imperial-institute

Broken Windows Theory

The broken windows theory developed by James Q. Wilson and George L. Kelling advocates that tolerance towards minor infractions and social disorder can induce and encourage violence and more serious crime. In practice, that means that neighborhoods covered with litter and graffiti are more prone to the rise in crime rate.

At the same time, it is important to note that the original broken windows thesis did not put forward a particular policing strategy. However, the effect of Kelling’s and Wilson’s arguments on policing methods was tremendous. Policy makers interpreted the theory in the way that it is the fight with unaddressed disorders (e.g. turnstile jumping) that provokes criminal activity, and, thus, the root of lowering the crime rate lies in combating the former.

As a result, broken windows policing turned out to be quite vigorous and aggressive order-maintenance strategy that followed the benchmarks of increasing the number of arrests. The function emphasized under this approach is the establishment of order, which can, at the first glance, be confused with initiatives of beautification of neighborhoods or raising the quality of life in given communities. In this sense, the broken windows theory did have a role in bringing policing practices slowly but surely closer to community-engagement techniques. However, the aggressive implementation of the theory did not show any empirical evidence as to the underlying thesis that is supposed to help reduce violent and serious crime.

What made broken windows policing different from the then traditional policing was the focus on minor crime and, furthermore, the engagement of law enforcement to fixing disorders previously under the attention of other public services (e.g. panhandling, public urination, and public drinking). At the same time, the means employed in the practice of such policing were very traditional: arrest, criminal charges, and detention.
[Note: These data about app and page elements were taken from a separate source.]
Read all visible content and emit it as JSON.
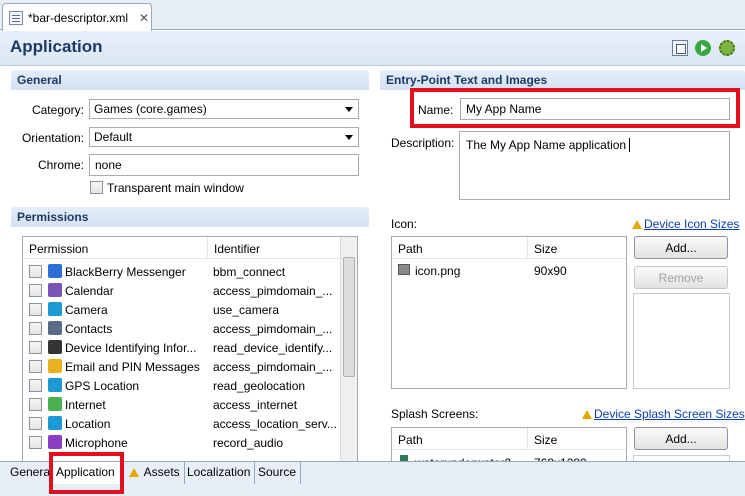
{
  "editor_tab": {
    "title": "*bar-descriptor.xml",
    "icon": "xml-file-icon",
    "close_icon": "close-icon"
  },
  "header": {
    "title": "Application",
    "icons": [
      "package-icon",
      "run-icon",
      "debug-icon"
    ]
  },
  "general": {
    "title": "General",
    "category_label": "Category:",
    "category_value": "Games (core.games)",
    "orientation_label": "Orientation:",
    "orientation_value": "Default",
    "chrome_label": "Chrome:",
    "chrome_value": "none",
    "transparent_label": "Transparent main window"
  },
  "permissions": {
    "title": "Permissions",
    "col_permission": "Permission",
    "col_identifier": "Identifier",
    "rows": [
      {
        "name": "BlackBerry Messenger",
        "id": "bbm_connect",
        "icon": "bbm-icon",
        "color": "#2a6fd6"
      },
      {
        "name": "Calendar",
        "id": "access_pimdomain_...",
        "icon": "calendar-icon",
        "color": "#7a55b5"
      },
      {
        "name": "Camera",
        "id": "use_camera",
        "icon": "camera-icon",
        "color": "#1c9ad6"
      },
      {
        "name": "Contacts",
        "id": "access_pimdomain_...",
        "icon": "contacts-icon",
        "color": "#5a6b8a"
      },
      {
        "name": "Device Identifying Infor...",
        "id": "read_device_identify...",
        "icon": "device-info-icon",
        "color": "#333333"
      },
      {
        "name": "Email and PIN Messages",
        "id": "access_pimdomain_...",
        "icon": "email-icon",
        "color": "#e8b21e"
      },
      {
        "name": "GPS Location",
        "id": "read_geolocation",
        "icon": "gps-icon",
        "color": "#1c9ad6"
      },
      {
        "name": "Internet",
        "id": "access_internet",
        "icon": "internet-icon",
        "color": "#4caf50"
      },
      {
        "name": "Location",
        "id": "access_location_serv...",
        "icon": "location-icon",
        "color": "#1c9ad6"
      },
      {
        "name": "Microphone",
        "id": "record_audio",
        "icon": "microphone-icon",
        "color": "#8a3fc2"
      }
    ]
  },
  "entry_point": {
    "title": "Entry-Point Text and Images",
    "name_label": "Name:",
    "name_value": "My App Name",
    "description_label": "Description:",
    "description_value": "The My App Name application",
    "icon_label": "Icon:",
    "icon_link": "Device Icon Sizes",
    "icon_table": {
      "col_path": "Path",
      "col_size": "Size",
      "rows": [
        {
          "path": "icon.png",
          "size": "90x90"
        }
      ]
    },
    "add_label": "Add...",
    "remove_label": "Remove",
    "splash_label": "Splash Screens:",
    "splash_link": "Device Splash Screen Sizes",
    "splash_table": {
      "col_path": "Path",
      "col_size": "Size",
      "rows": [
        {
          "path": "waterunderwater2...",
          "size": "768x1280"
        }
      ]
    },
    "splash_add_label": "Add..."
  },
  "bottom_tabs": [
    "General",
    "Application",
    "Assets",
    "Localization",
    "Source"
  ],
  "colors": {
    "highlight": "#e0101e",
    "header_text": "#1c3a63",
    "link": "#0a3fb0"
  }
}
To sum up, the focus of broken windows policing was put on other types of infractions, but the means were typical for traditional policing.